TASK TO CARRY OUT ▸ Copy every line of the records that includes the word "Edit".

Element data from apps and pages:
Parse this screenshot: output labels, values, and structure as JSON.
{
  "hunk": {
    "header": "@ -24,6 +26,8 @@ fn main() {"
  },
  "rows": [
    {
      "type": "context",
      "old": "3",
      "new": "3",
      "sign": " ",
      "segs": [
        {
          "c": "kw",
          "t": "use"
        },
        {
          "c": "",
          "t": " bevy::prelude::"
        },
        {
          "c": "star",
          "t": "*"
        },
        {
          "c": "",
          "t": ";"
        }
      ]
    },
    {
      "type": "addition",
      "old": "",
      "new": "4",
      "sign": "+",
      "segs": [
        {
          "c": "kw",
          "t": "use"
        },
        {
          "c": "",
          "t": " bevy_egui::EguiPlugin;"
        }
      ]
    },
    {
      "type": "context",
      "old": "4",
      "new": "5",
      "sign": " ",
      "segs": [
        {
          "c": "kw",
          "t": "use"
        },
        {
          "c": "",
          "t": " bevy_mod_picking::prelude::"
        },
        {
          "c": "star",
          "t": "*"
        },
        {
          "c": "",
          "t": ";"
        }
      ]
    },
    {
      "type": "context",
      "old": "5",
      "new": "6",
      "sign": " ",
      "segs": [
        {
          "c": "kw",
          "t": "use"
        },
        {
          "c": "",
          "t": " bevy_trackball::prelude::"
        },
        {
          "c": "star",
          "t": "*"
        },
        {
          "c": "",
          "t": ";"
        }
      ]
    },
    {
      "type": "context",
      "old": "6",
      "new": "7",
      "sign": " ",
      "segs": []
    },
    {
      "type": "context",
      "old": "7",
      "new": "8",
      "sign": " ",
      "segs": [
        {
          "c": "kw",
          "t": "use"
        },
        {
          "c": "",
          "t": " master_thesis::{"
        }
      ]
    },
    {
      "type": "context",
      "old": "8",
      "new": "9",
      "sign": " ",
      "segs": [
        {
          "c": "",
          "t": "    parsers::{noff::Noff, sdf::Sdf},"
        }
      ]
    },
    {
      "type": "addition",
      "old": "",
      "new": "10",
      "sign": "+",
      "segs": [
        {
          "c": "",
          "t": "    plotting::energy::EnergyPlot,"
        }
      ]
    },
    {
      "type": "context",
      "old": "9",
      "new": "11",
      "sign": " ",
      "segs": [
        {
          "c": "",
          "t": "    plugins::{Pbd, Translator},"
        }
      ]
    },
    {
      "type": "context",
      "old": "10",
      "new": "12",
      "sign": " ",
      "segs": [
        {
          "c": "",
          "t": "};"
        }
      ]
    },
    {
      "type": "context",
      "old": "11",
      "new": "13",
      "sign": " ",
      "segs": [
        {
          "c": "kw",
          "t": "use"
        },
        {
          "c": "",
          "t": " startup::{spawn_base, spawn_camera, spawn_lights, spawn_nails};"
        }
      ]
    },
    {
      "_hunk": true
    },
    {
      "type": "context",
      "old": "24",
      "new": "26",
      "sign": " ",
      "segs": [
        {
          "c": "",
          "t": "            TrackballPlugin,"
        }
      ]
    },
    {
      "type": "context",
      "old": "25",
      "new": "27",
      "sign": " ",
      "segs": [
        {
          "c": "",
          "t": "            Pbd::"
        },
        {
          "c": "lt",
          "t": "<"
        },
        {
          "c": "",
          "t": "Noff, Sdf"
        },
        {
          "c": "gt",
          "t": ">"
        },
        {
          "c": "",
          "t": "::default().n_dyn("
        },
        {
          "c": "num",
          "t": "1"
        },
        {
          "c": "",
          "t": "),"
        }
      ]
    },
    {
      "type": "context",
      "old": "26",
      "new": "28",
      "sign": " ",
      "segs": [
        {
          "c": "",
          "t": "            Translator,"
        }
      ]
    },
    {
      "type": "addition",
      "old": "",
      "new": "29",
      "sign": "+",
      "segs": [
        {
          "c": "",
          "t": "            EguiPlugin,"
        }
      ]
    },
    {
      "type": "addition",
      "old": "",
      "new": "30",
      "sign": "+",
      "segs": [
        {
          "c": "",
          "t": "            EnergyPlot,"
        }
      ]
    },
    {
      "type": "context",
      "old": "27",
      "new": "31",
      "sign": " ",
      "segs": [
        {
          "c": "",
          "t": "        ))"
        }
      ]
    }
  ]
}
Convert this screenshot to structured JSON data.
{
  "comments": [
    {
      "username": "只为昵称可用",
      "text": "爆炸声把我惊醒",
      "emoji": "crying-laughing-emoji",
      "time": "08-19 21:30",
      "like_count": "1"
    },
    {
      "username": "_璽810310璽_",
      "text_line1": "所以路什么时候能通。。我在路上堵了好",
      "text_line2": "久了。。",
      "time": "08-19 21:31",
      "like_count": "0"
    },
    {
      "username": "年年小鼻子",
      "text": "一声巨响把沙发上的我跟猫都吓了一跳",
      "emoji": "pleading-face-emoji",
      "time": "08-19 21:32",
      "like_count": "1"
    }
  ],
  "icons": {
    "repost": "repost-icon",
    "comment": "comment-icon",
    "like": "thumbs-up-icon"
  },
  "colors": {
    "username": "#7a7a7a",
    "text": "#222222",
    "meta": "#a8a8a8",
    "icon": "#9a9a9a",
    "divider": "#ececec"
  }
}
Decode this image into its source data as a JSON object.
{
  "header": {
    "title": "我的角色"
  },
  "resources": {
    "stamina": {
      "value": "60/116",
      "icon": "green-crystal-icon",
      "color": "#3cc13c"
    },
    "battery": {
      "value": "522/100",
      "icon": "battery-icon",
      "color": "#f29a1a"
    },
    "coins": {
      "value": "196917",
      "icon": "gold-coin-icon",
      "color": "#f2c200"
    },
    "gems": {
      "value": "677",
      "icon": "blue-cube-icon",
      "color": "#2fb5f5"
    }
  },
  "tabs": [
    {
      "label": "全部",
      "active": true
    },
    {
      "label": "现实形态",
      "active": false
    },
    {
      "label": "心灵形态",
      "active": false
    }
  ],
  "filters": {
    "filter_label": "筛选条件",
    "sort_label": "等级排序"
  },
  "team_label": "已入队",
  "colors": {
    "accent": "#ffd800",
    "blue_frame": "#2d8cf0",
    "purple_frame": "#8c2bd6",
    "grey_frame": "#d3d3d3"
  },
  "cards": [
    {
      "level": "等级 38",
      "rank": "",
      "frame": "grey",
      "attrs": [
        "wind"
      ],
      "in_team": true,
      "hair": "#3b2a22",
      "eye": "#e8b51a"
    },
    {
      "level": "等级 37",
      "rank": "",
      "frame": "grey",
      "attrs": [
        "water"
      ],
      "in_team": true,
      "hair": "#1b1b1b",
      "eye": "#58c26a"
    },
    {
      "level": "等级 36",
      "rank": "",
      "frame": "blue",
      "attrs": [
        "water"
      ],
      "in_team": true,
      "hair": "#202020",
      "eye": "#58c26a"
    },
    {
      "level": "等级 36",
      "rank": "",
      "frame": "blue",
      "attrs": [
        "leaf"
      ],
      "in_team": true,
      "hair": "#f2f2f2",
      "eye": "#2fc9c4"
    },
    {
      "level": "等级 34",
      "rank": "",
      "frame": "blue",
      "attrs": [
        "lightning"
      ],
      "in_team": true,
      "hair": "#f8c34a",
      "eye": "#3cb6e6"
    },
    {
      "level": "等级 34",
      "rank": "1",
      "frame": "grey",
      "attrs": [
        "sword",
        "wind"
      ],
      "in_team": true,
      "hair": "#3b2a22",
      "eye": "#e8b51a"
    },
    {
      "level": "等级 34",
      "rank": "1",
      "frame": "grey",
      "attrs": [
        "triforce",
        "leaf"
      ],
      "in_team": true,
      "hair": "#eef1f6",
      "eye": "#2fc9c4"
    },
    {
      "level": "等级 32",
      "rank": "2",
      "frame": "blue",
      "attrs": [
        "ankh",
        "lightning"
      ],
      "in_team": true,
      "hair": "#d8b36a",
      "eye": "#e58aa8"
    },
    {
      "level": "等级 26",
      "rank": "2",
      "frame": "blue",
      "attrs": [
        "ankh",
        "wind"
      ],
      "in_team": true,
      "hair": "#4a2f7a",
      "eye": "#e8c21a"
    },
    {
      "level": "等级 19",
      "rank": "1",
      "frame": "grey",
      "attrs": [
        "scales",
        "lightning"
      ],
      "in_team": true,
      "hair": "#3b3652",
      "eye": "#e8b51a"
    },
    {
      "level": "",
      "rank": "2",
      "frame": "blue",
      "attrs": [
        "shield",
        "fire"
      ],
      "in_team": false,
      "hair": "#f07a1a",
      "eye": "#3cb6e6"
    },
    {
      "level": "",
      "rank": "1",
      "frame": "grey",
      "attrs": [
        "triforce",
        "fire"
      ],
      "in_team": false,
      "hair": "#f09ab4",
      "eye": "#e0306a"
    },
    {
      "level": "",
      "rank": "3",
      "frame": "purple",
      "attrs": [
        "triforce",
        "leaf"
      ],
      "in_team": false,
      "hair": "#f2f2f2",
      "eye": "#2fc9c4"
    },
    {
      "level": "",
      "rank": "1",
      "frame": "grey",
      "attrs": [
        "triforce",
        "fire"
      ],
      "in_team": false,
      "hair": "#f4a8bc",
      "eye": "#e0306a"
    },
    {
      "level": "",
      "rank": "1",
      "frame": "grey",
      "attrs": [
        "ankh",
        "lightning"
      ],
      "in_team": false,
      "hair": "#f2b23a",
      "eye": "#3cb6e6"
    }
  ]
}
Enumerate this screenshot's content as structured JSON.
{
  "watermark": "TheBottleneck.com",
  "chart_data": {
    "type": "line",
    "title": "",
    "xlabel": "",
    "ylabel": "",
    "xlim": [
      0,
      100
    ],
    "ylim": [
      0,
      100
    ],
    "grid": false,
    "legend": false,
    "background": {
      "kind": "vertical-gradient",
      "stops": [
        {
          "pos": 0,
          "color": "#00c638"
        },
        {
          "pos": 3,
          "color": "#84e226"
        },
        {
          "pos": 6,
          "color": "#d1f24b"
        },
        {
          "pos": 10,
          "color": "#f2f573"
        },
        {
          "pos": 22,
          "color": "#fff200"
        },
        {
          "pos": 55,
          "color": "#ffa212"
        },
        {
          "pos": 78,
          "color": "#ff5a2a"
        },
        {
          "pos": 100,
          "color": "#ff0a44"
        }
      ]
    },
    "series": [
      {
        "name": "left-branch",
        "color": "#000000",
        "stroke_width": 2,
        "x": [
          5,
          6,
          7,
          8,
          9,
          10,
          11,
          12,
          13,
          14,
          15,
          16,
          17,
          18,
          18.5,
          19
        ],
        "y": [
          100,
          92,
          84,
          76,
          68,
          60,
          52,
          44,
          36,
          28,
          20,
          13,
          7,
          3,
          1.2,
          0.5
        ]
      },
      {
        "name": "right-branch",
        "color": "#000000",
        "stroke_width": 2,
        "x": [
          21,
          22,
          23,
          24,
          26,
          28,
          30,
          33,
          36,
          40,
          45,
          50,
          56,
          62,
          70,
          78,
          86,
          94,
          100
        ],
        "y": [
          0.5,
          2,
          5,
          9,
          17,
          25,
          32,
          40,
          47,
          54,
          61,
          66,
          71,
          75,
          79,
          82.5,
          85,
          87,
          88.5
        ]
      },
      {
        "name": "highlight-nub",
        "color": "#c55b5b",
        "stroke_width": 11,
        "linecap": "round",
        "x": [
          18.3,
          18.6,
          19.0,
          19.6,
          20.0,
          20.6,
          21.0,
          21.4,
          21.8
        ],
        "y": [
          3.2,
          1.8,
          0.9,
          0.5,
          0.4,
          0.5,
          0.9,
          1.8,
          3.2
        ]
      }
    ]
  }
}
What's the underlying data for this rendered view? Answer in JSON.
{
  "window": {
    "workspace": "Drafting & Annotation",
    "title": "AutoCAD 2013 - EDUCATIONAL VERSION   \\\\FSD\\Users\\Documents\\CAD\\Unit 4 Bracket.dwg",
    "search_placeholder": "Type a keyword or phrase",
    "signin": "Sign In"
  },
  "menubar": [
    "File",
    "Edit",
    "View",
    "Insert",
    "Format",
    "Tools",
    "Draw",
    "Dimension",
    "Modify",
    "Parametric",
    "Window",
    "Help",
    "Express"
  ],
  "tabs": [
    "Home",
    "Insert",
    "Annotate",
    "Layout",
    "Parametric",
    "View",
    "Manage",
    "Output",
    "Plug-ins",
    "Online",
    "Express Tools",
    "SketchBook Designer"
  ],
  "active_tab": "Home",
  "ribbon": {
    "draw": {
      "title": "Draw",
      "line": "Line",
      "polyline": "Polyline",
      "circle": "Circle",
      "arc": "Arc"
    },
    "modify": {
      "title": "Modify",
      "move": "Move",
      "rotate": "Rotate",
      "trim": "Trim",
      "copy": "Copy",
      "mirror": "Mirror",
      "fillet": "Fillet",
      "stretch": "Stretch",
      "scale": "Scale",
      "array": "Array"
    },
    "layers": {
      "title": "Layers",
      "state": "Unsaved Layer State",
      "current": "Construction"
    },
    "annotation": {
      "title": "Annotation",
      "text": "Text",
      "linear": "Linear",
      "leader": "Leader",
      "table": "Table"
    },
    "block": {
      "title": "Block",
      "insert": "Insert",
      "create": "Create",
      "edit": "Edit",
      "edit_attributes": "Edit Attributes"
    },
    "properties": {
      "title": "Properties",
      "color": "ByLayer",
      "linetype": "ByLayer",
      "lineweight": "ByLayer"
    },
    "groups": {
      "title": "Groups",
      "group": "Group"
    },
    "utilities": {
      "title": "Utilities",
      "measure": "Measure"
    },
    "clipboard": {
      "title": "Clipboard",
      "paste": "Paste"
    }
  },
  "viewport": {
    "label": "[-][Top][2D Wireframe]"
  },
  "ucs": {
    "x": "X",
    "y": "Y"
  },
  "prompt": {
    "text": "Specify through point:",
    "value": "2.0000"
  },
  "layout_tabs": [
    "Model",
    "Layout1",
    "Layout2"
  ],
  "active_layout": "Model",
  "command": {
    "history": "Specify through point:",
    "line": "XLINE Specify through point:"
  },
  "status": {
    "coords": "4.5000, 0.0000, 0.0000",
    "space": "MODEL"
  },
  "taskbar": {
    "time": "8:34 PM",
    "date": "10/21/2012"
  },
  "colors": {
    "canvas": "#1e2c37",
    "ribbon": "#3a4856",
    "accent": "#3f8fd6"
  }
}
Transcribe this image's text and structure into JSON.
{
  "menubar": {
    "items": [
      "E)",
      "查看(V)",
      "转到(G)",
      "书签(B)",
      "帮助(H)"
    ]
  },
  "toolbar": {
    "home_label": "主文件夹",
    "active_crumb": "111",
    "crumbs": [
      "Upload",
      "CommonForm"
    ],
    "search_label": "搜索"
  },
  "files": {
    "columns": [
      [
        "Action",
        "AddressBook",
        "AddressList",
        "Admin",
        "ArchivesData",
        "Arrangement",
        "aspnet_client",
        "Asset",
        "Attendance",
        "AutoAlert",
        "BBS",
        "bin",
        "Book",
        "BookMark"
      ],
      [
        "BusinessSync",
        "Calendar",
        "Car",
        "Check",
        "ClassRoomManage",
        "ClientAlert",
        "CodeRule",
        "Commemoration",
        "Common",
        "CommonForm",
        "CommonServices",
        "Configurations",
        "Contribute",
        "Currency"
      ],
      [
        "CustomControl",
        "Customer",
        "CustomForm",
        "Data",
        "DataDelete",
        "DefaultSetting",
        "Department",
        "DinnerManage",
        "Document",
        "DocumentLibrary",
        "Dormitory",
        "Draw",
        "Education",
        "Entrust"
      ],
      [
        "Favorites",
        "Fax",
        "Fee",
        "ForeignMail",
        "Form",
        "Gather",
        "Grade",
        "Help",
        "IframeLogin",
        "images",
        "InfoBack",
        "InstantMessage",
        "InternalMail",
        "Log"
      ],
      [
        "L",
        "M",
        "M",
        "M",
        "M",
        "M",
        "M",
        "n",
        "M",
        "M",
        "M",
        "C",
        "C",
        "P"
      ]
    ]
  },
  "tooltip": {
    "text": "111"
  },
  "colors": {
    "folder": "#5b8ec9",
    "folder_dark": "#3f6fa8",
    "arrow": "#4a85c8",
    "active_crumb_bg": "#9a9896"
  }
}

RESPONSE TO THIS EXERCISE ▸
    "Edit",
      "edit": "Edit",
      "edit_attributes": "Edit Attributes"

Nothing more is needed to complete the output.